Module Learning objectives

Module 1: The role of online services

  • Understand the evidence base for online services in producing mental health outcomes
  • Understand the variety of online services available and their roles in the mental health service system

Module 2: Using online communities in your work

  • Understand the evidence base for online services in producing mental health outcomes
  • Understand the variety of online services available and their roles in the mental health service system

Module 3: Using websites and online programs in your work

  • Understand how to use websites and online programs to build mental health literacy and encourage the development of protective factors such as communication skills, problem solving skills and help-seeking behaviours
  • Increased confidence in using websites and online programs in work with young people

Module 4: Referring to online counselling and treatment services

  • Understand the types of online services available and the benefits of different models
  • Increased confidence and ability to refer young people to online treatment services where appropriate

Learner prerequisites
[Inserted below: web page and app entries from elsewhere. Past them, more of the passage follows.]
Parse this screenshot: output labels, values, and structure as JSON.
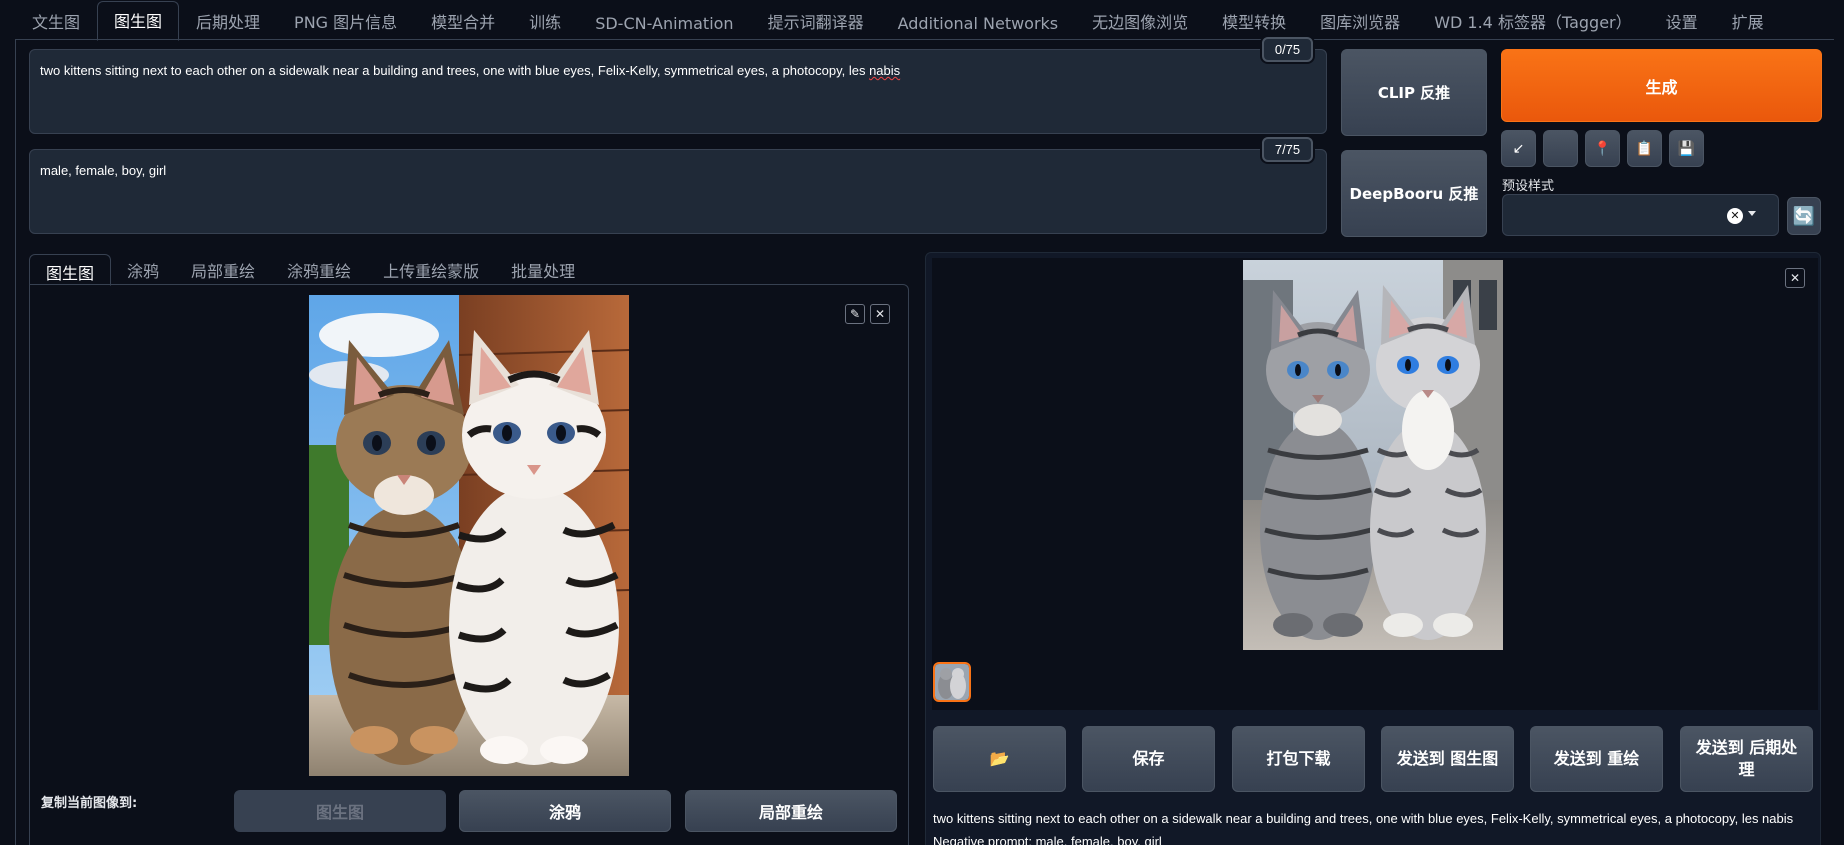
{
  "top_tabs": [
    "文生图",
    "图生图",
    "后期处理",
    "PNG 图片信息",
    "模型合并",
    "训练",
    "SD-CN-Animation",
    "提示词翻译器",
    "Additional Networks",
    "无边图像浏览",
    "模型转换",
    "图库浏览器",
    "WD 1.4 标签器（Tagger）",
    "设置",
    "扩展"
  ],
  "prompt": {
    "positive_before": "two kittens sitting next to each other on a sidewalk near a building and trees, one with blue eyes, Felix-Kelly, symmetrical eyes, a photocopy, les ",
    "positive_misspelled": "nabis",
    "positive_counter": "0/75",
    "negative": "male, female, boy, girl",
    "negative_counter": "7/75"
  },
  "buttons": {
    "clip": "CLIP 反推",
    "deepbooru": "DeepBooru 反推",
    "generate": "生成"
  },
  "tools": [
    {
      "icon": "arrow-icon",
      "glyph": "↙"
    },
    {
      "icon": "blank-icon",
      "glyph": ""
    },
    {
      "icon": "pin-icon",
      "glyph": "📍"
    },
    {
      "icon": "clipboard-icon",
      "glyph": "📋"
    },
    {
      "icon": "save-icon",
      "glyph": "💾"
    }
  ],
  "preset": {
    "label": "预设样式",
    "value": ""
  },
  "sub_tabs": [
    "图生图",
    "涂鸦",
    "局部重绘",
    "涂鸦重绘",
    "上传重绘蒙版",
    "批量处理"
  ],
  "copy": {
    "label": "复制当前图像到:",
    "buttons": [
      "图生图",
      "涂鸦",
      "局部重绘"
    ]
  },
  "output_buttons": [
    {
      "name": "open-folder-button",
      "label": "📂"
    },
    {
      "name": "save-button",
      "label": "保存"
    },
    {
      "name": "zip-download-button",
      "label": "打包下载"
    },
    {
      "name": "send-to-img2img-button",
      "label": "发送到 图生图"
    },
    {
      "name": "send-to-inpaint-button",
      "label": "发送到 重绘"
    },
    {
      "name": "send-to-extras-button",
      "label": "发送到 后期处理"
    }
  ],
  "info": {
    "prompt": "two kittens sitting next to each other on a sidewalk near a building and trees, one with blue eyes, Felix-Kelly, symmetrical eyes, a photocopy, les nabis",
    "negative": "Negative prompt: male, female, boy, girl"
  },
  "colors": {
    "accent": "#f97316",
    "background": "#0b0f19",
    "panel": "#1f2937"
  }
}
No prerequisites. However, this training is best suited as continuing professional development for those qualified or training in youth work, social work or similar support work fields.
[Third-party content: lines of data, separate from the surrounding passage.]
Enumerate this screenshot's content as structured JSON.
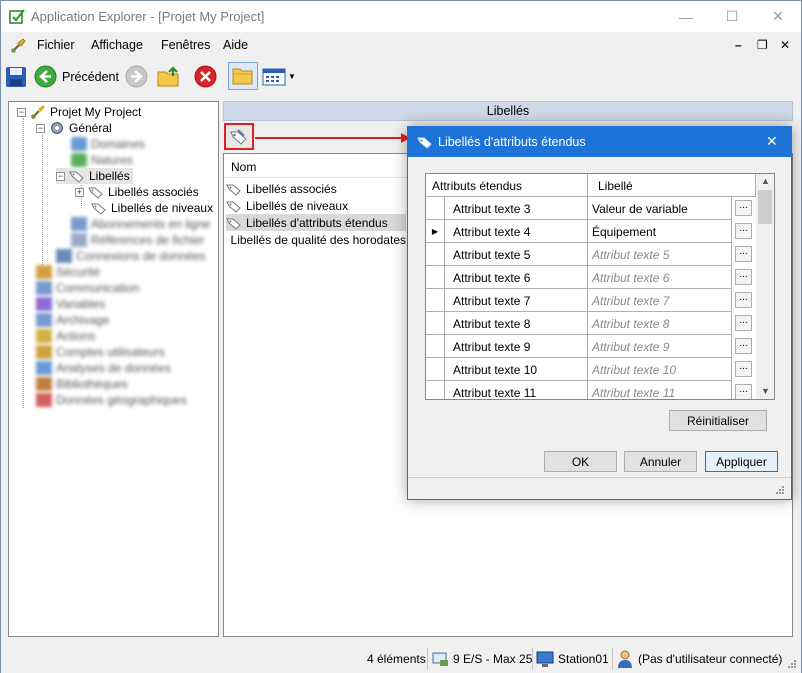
{
  "window": {
    "title": "Application Explorer - [Projet My Project]",
    "minimize": "—",
    "maximize": "☐",
    "close": "✕"
  },
  "menu": {
    "items": [
      "Fichier",
      "Affichage",
      "Fenêtres",
      "Aide"
    ],
    "mdi_min": "–",
    "mdi_restore": "❐",
    "mdi_close": "✕"
  },
  "toolbar": {
    "back_label": "Précédent"
  },
  "tree": {
    "root": "Projet My Project",
    "general": "Général",
    "blurred_general_children": [
      "Domaines",
      "Natures"
    ],
    "libelles": "Libellés",
    "libelles_children": [
      "Libellés associés",
      "Libellés de niveaux"
    ],
    "blurred_after_libelles": [
      "Abonnements en ligne",
      "Références de fichier",
      "Connexions de données"
    ],
    "blurred_top": [
      "Sécurité",
      "Communication",
      "Variables",
      "Archivage",
      "Actions",
      "Comptes utilisateurs",
      "Analyses de données",
      "Bibliothèques",
      "Données géographiques"
    ]
  },
  "panel": {
    "header": "Libellés",
    "column_name": "Nom",
    "items": [
      "Libellés associés",
      "Libellés de niveaux",
      "Libellés d'attributs étendus",
      "Libellés de qualité des horodates"
    ],
    "selected_index": 2
  },
  "dialog": {
    "title": "Libellés d'attributs étendus",
    "col_attr": "Attributs étendus",
    "col_label": "Libellé",
    "rows": [
      {
        "attr": "Attribut texte 3",
        "label": "Valeur de variable",
        "placeholder": false,
        "current": false
      },
      {
        "attr": "Attribut texte 4",
        "label": "Équipement",
        "placeholder": false,
        "current": true
      },
      {
        "attr": "Attribut texte 5",
        "label": "Attribut texte 5",
        "placeholder": true,
        "current": false
      },
      {
        "attr": "Attribut texte 6",
        "label": "Attribut texte 6",
        "placeholder": true,
        "current": false
      },
      {
        "attr": "Attribut texte 7",
        "label": "Attribut texte 7",
        "placeholder": true,
        "current": false
      },
      {
        "attr": "Attribut texte 8",
        "label": "Attribut texte 8",
        "placeholder": true,
        "current": false
      },
      {
        "attr": "Attribut texte 9",
        "label": "Attribut texte 9",
        "placeholder": true,
        "current": false
      },
      {
        "attr": "Attribut texte 10",
        "label": "Attribut texte 10",
        "placeholder": true,
        "current": false
      },
      {
        "attr": "Attribut texte 11",
        "label": "Attribut texte 11",
        "placeholder": true,
        "current": false
      }
    ],
    "ellipsis": "...",
    "reset": "Réinitialiser",
    "ok": "OK",
    "cancel": "Annuler",
    "apply": "Appliquer"
  },
  "status": {
    "elements": "4 éléments",
    "io": "9 E/S - Max 25",
    "station": "Station01",
    "user": "(Pas d'utilisateur connecté)"
  },
  "colors": {
    "dialog_titlebar": "#1e73d7",
    "annotation_arrow": "#e02020",
    "panel_header": "#cfd8e6"
  }
}
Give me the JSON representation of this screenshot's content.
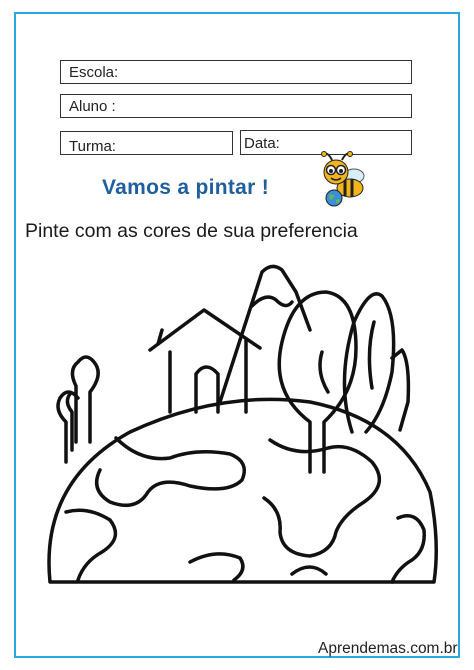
{
  "form": {
    "escola_label": "Escola:",
    "aluno_label": "Aluno :",
    "turma_label": "Turma:",
    "data_label": "Data:"
  },
  "title": "Vamos a pintar !",
  "instruction": "Pinte com as cores de sua preferencia",
  "footer": "Aprendemas.com.br",
  "colors": {
    "border": "#2aa9e0",
    "title": "#1f5f9e",
    "bee_body": "#f2b51c"
  },
  "icons": [
    "bee-icon"
  ]
}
Estimated learning time

10 hours

  • Module 1: 2 hours
  • Module 2: 2.5 hours
  • Module 3: 2.5 hours
  • Module 4: 2.5 hours
  • Learning assessment: 0.5 hours

Acknowledgements

This resource has been produced by ReachOut.com Schools, with input from practitioners, professional bodies and young people. We specifically thank the following reference group members for their contributions to the development of this package.

Hannah Knowlman,
Social worker

Kellie Howe,
Young & Well CRC

Doris Yau,
Young person

Shane Cucow,
Youth worker

Linda Richardson,
AASW

Helen Pepper,
Young person

Sera Harris,
Social worker

Sarah Lewis,
WAAYW

Vicki Scott,
Young person

The package is funded by the Department of Health and supported by the Australian Association of Social Workers, Western Australian Association of Youth Workers and the Young and Well Cooperative Research Centre.

About the authors

Sera Harris is a social worker with 14 years experience working in mental health and in the youth sectors, in both direct practice and management roles. She has worked in community mental health settings, therapeutic community settings and has overseen services that offer accommodation and support for young people.

From 2007 to 2013 she managed 'Creative Youth Initiatives', an alternative art and music education and support program for young people in Sydney's Surry Hills, and in 2012 accepted the Arts and Health Australia Awards for Excellence in the category of Mental Health and the Arts in Fremantle, Western Australia for her research into the use of creativity to engage vulnerable young people, titled "That Thing that Changed Everything".

She has an honours degree in social work from the University of Sydney and a degree in Fine Arts from COFA, UNSW, is currently a social work educator and practice supervisor, and is completing her PhD at UWS in partnership with the Young and Well CRC, on the extent and role of digital technology used by social workers in direct practice settings and its impact on the professional and personal identities.

Shane Cucow is a youth worker with 7 years experience working in mental health, youth and community services, including 4 years working with Australia’s leading online mental health service ReachOut.com.

He has a degree in Youth Work from Edith Cowan University in Western Australia, and is an accredited youth worker with the Western Australian Association of Youth Workers. Through his involvement in ReachOut.com and the Young and Well CRC, he has led the development of new resources to assist health and social services to incorporate technology and e-mental health services into their work with young people.